**Work item:** Every line containing the string "Hidden" is to be copied from the records.

**Data records for software interfaces:**
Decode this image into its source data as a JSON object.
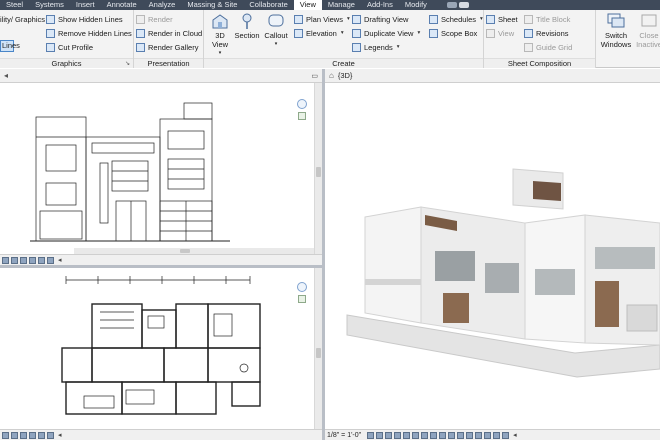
{
  "tabs": [
    {
      "label": "Steel"
    },
    {
      "label": "Systems"
    },
    {
      "label": "Insert"
    },
    {
      "label": "Annotate"
    },
    {
      "label": "Analyze"
    },
    {
      "label": "Massing & Site"
    },
    {
      "label": "Collaborate"
    },
    {
      "label": "View",
      "active": true
    },
    {
      "label": "Manage"
    },
    {
      "label": "Add-Ins"
    },
    {
      "label": "Modify"
    }
  ],
  "ribbon": {
    "graphics": {
      "visibility_label": "ility/ Graphics",
      "show_hidden_lines": "Show  Hidden Lines",
      "remove_hidden_lines": "Remove  Hidden Lines",
      "cut_profile": "Cut  Profile",
      "thin_lines": "Lines",
      "title": "Graphics"
    },
    "presentation": {
      "render": "Render",
      "render_cloud": "Render  in Cloud",
      "render_gallery": "Render  Gallery",
      "title": "Presentation"
    },
    "create": {
      "view_3d": "3D\nView",
      "section": "Section",
      "callout": "Callout",
      "plan_views": "Plan  Views",
      "elevation": "Elevation",
      "drafting_view": "Drafting  View",
      "duplicate_view": "Duplicate  View",
      "legends": "Legends",
      "schedules": "Schedules",
      "scope_box": "Scope  Box",
      "title": "Create"
    },
    "sheet_composition": {
      "sheet": "Sheet",
      "title_block": "Title  Block",
      "view": "View",
      "revisions": "Revisions",
      "guide_grid": "Guide  Grid",
      "title": "Sheet Composition"
    },
    "windows": {
      "switch_windows": "Switch\nWindows",
      "close_inactive": "Close\nInactive"
    }
  },
  "views": {
    "view3d_title": "{3D}",
    "view3d_scale": "1/8\" = 1'-0\""
  },
  "colors": {
    "tabbar_bg": "#3f4a5a",
    "accent": "#4a86c8",
    "splitter": "#b9bec6"
  }
}
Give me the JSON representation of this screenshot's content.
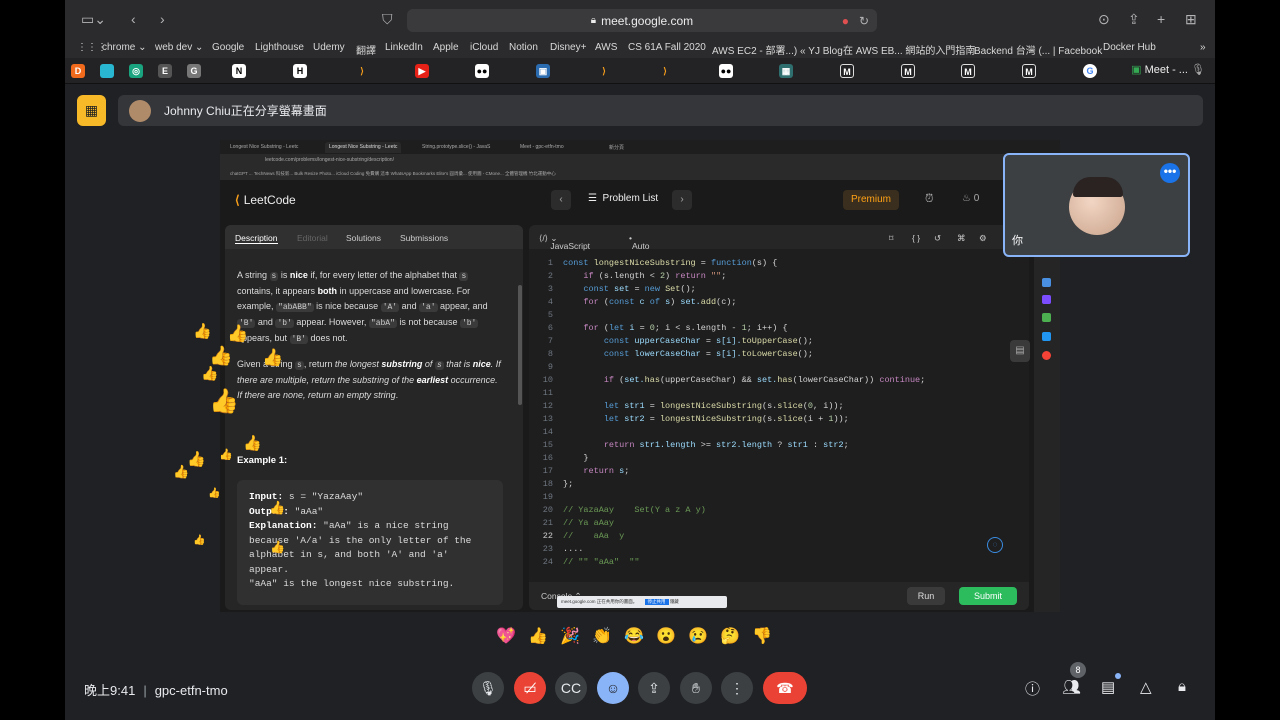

**Your solution:**
      "show_hidden_lines": "Show  Hidden Lines",
      "remove_hidden_lines": "Remove  Hidden Lines",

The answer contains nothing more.